## Problem description
For this task, copy all of the data below exactly and skip the pictures.

--- Data to examine Enclosed Below ---

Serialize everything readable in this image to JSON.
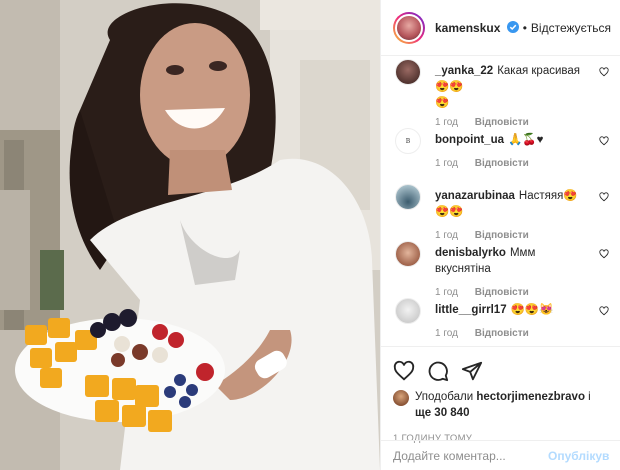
{
  "post": {
    "image_alt": "Woman holding a plate of fruit",
    "header": {
      "username": "kamenskux",
      "dot": "•",
      "follow_status": "Відстежується"
    },
    "comments": [
      {
        "username": "_yanka_22",
        "text": "Какая красивая😍😍\n😍",
        "time": "1 год",
        "reply": "Відповісти",
        "avatar_color": "#6b4a44"
      },
      {
        "username": "bonpoint_ua",
        "text": "🙏🍒♥",
        "time": "1 год",
        "reply": "Відповісти",
        "avatar_color": "#ffffff"
      },
      {
        "username": "yanazarubinaa",
        "text": "Настяяя😍😍😍",
        "time": "1 год",
        "reply": "Відповісти",
        "avatar_color": "#3b5a6b"
      },
      {
        "username": "denisbalyrko",
        "text": "Ммм вкуснятіна",
        "time": "1 год",
        "reply": "Відповісти",
        "avatar_color": "#c8836a"
      },
      {
        "username": "little__girrl17",
        "text": "😍😍😻",
        "time": "1 год",
        "reply": "Відповісти",
        "avatar_color": "#d8d8d8"
      }
    ],
    "likes": {
      "prefix": "Уподобали ",
      "user": "hectorjimenezbravo",
      "suffix": " і",
      "more_prefix": "ще ",
      "count": "30 840"
    },
    "timestamp": "1 ГОДИНУ ТОМУ",
    "add_comment": {
      "placeholder": "Додайте коментар...",
      "publish_label": "Опублікув"
    }
  },
  "colors": {
    "link_blue": "#0095f6",
    "muted_text": "#8e8e8e",
    "border": "#efefef",
    "publish_disabled": "#b3dbff"
  }
}
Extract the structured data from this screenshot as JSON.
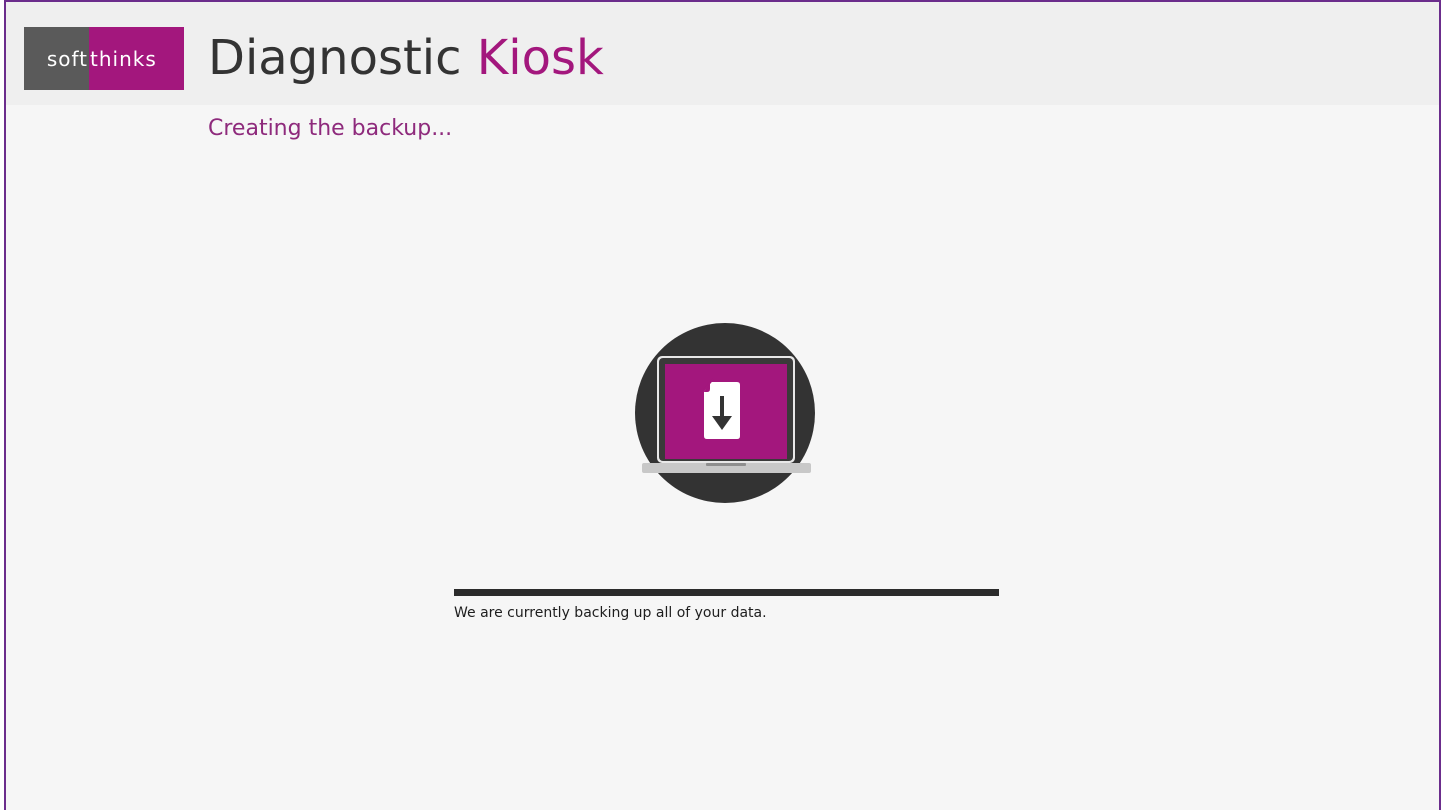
{
  "header": {
    "logo": {
      "left_text": "soft",
      "right_text": "thinks"
    },
    "title_main": "Diagnostic",
    "title_accent": "Kiosk"
  },
  "main": {
    "heading": "Creating the backup...",
    "illustration_icon": "laptop-download-file-icon",
    "progress": {
      "percent": 100
    },
    "status_message": "We are currently backing up all of your data."
  },
  "colors": {
    "accent": "#a3177d",
    "heading": "#8e2a7c",
    "logo_gray": "#5a5a5a",
    "frame": "#6b2d8c",
    "progress": "#2b2b2b"
  }
}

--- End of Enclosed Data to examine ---

## Output below
Serialize everything readable in this image to JSON.
{
  "post": {
    "image_alt": "Woman holding a plate of fruit",
    "header": {
      "username": "kamenskux",
      "dot": "•",
      "follow_status": "Відстежується"
    },
    "comments": [
      {
        "username": "_yanka_22",
        "text": "Какая красивая😍😍\n😍",
        "time": "1 год",
        "reply": "Відповісти",
        "avatar_color": "#6b4a44"
      },
      {
        "username": "bonpoint_ua",
        "text": "🙏🍒♥",
        "time": "1 год",
        "reply": "Відповісти",
        "avatar_color": "#ffffff"
      },
      {
        "username": "yanazarubinaa",
        "text": "Настяяя😍😍😍",
        "time": "1 год",
        "reply": "Відповісти",
        "avatar_color": "#3b5a6b"
      },
      {
        "username": "denisbalyrko",
        "text": "Ммм вкуснятіна",
        "time": "1 год",
        "reply": "Відповісти",
        "avatar_color": "#c8836a"
      },
      {
        "username": "little__girrl17",
        "text": "😍😍😻",
        "time": "1 год",
        "reply": "Відповісти",
        "avatar_color": "#d8d8d8"
      }
    ],
    "likes": {
      "prefix": "Уподобали ",
      "user": "hectorjimenezbravo",
      "suffix": " і",
      "more_prefix": "ще ",
      "count": "30 840"
    },
    "timestamp": "1 ГОДИНУ ТОМУ",
    "add_comment": {
      "placeholder": "Додайте коментар...",
      "publish_label": "Опублікув"
    }
  },
  "colors": {
    "link_blue": "#0095f6",
    "muted_text": "#8e8e8e",
    "border": "#efefef",
    "publish_disabled": "#b3dbff"
  }
}
Extract the structured data from this screenshot as JSON.
{
  "header": {
    "logo": {
      "left_text": "soft",
      "right_text": "thinks"
    },
    "title_main": "Diagnostic",
    "title_accent": "Kiosk"
  },
  "main": {
    "heading": "Creating the backup...",
    "illustration_icon": "laptop-download-file-icon",
    "progress": {
      "percent": 100
    },
    "status_message": "We are currently backing up all of your data."
  },
  "colors": {
    "accent": "#a3177d",
    "heading": "#8e2a7c",
    "logo_gray": "#5a5a5a",
    "frame": "#6b2d8c",
    "progress": "#2b2b2b"
  }
}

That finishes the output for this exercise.